First he streaked to victory in the 100 meters in 10.3 but was denied a new Olympic record because of a slight breeze. Then came the broad jump and a display of sportsmanship rarely if ever seen in an Olympic setting. In the preliminaries Owens was ahead of Lutz Long, Germany's great leaper, by a few inches with one more prelim to go. Long had strained a leg muscle and now there was the sight of Jesse Owens down on the grass reassuring the blond Nazi entry, and rubbing his leg. Long got up, took his final jump which was a few inches under 26 feet - but enough to take the Gold medal unless his non-Aryan rival could really get out there on his last attempt.
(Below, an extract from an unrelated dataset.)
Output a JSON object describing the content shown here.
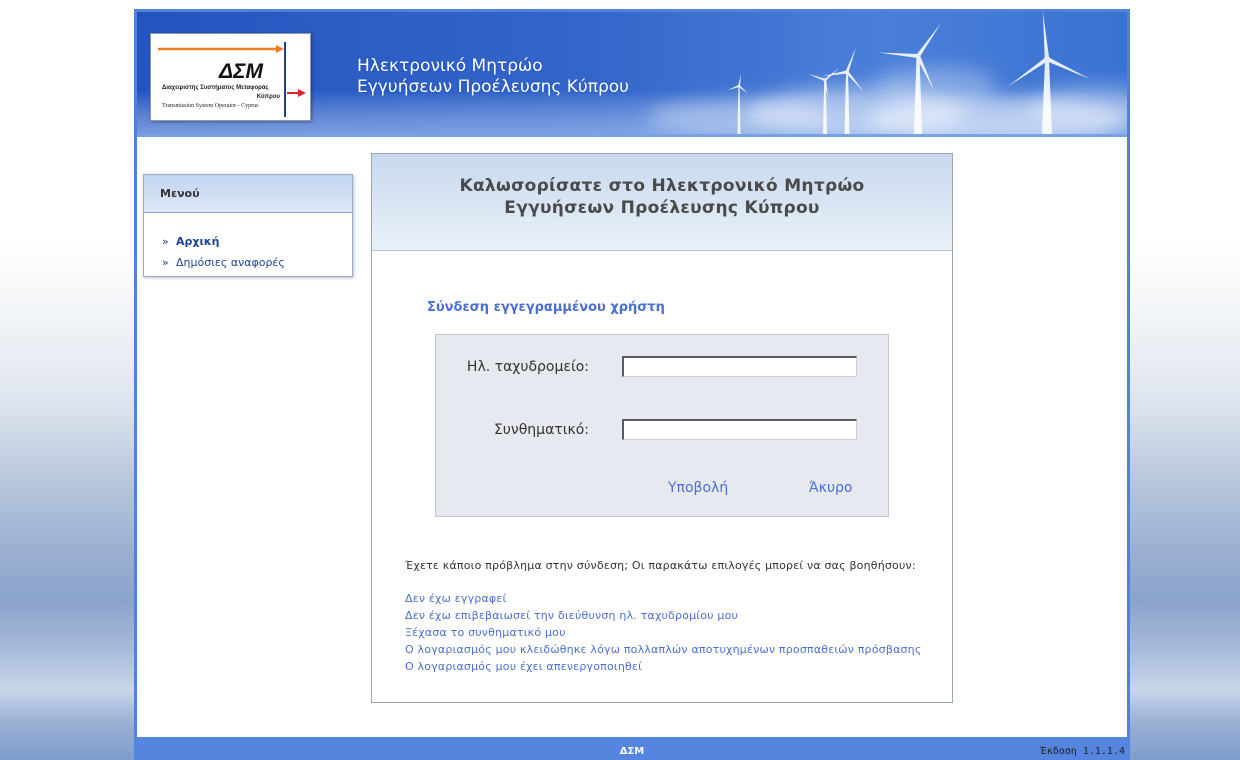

Owens poised at the end of the runway, and raised up and took off down the strip, gathered momentum, hit the take-off board solidly and soared up and out into the sand as the crowd roared, knowing it was a tremendous effort. The measurement confirmed it: a new Olympic mark of 26 feet 5 and 5/16 inches, the first time anyone had ever gone over 26 feet in Olympic history.
Came the 200-meter dash, on a raw, damp day, the worst of the Olympic festival. The finalists waited until the last second before removing their sweat clothes. A fine rain started to fall as the runners went to their set position. Owens exploded off his mark at the gun, swept around the turn two yards in front, then went into his rhythmic over-glide to pull away and win by five yards in 20.7, a new Olympic mark - the first time anyone had bettered 21 seconds for 200-meters around a curve.
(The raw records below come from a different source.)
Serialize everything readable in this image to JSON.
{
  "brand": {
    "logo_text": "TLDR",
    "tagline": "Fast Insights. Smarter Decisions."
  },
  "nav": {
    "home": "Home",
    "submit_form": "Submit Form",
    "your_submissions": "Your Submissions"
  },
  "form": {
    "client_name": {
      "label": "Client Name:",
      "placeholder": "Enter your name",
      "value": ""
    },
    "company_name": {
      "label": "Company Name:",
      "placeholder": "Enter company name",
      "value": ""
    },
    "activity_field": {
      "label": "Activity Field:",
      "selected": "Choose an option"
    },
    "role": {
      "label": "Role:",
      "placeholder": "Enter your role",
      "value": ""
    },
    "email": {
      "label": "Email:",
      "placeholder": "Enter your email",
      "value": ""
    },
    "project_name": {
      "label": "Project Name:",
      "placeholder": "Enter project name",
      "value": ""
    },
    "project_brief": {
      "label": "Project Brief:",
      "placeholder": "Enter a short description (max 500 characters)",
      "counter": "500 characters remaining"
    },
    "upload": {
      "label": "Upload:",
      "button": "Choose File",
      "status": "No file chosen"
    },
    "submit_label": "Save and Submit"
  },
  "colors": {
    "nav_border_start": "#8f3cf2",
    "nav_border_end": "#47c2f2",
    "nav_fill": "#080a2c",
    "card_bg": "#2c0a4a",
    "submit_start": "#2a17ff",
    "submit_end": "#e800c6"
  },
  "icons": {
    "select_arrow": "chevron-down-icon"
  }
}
In his huge, private box Adolf Hitler glowered and bit at his mustached upper lip. It was the third time Der Feuhrer had to rise to his feet to acknowledge the ceremonious draping of a gold medal around the neck of the American Negro on the victor's stand.
There would be a fourth Gold Medal for Jesse. He ran the lead-off leg for the American team in the 400-meter sprint relay. He rocketed off to give the Yankee quartet such a tremendous lead there was no chance of overtaking them as they sped to a new Olympic record of 40.0.
Der Feuhrer didn't see Jesse Owens receive his fourth Gold Medal. He couldn't take it. Tight-faced, his fists clenched at his side, he got up from his seat just before the award ceremonies began and sulked from the stadium.
It had been a busy three days for Jesse Owens. In winning his four Gold Medals he had to run the 100-meters four times, including preliminary heats; the 200-meters four times; the 400-meter relay twice, and had to make two broad-jump appearances with several trials, each. In these 12 performances he bettered or equaled nine Olympic and four world records. There had been no such hero in the annals of international sport. Even before Jesse returned home he announced he would turn professional to take advantage of some of the hundreds of commercial offers he had been bombarded with before he left Berlin.
He came home to a Broadway ticker-tape welcome, passed up his senior season at Ohio State and embarked on a world-wide professional tour which included running against horses and dogs. Later he went into business and youth activities work in Chicago.
Then, 15 years later, in August, 1951, Jesse once again appeared on the running track of the giant stadium in Berlin, which was unharmed by bombing in World War Two. This time he was there at the invitation of the U.S. High commission to Germany. The war was over but the Cold War with Russia was eroding the spirit of the vanquished German people who had been sustained by the Berlin Airlift when the Reds cut off food and fuel from the West.
Jesse Owens, in his Olympic track suit, addressed 75,000 Germans in the stadium, asking them to "...Stand fast with us in the fight for freedom and democracy under the protection of Almighty God."
Then Owens jogged around the same track that had been his glory path 15 years before. The entire crowd stood in thunderous salute as he jogged and waved. He was still the winner they'd never forgotten.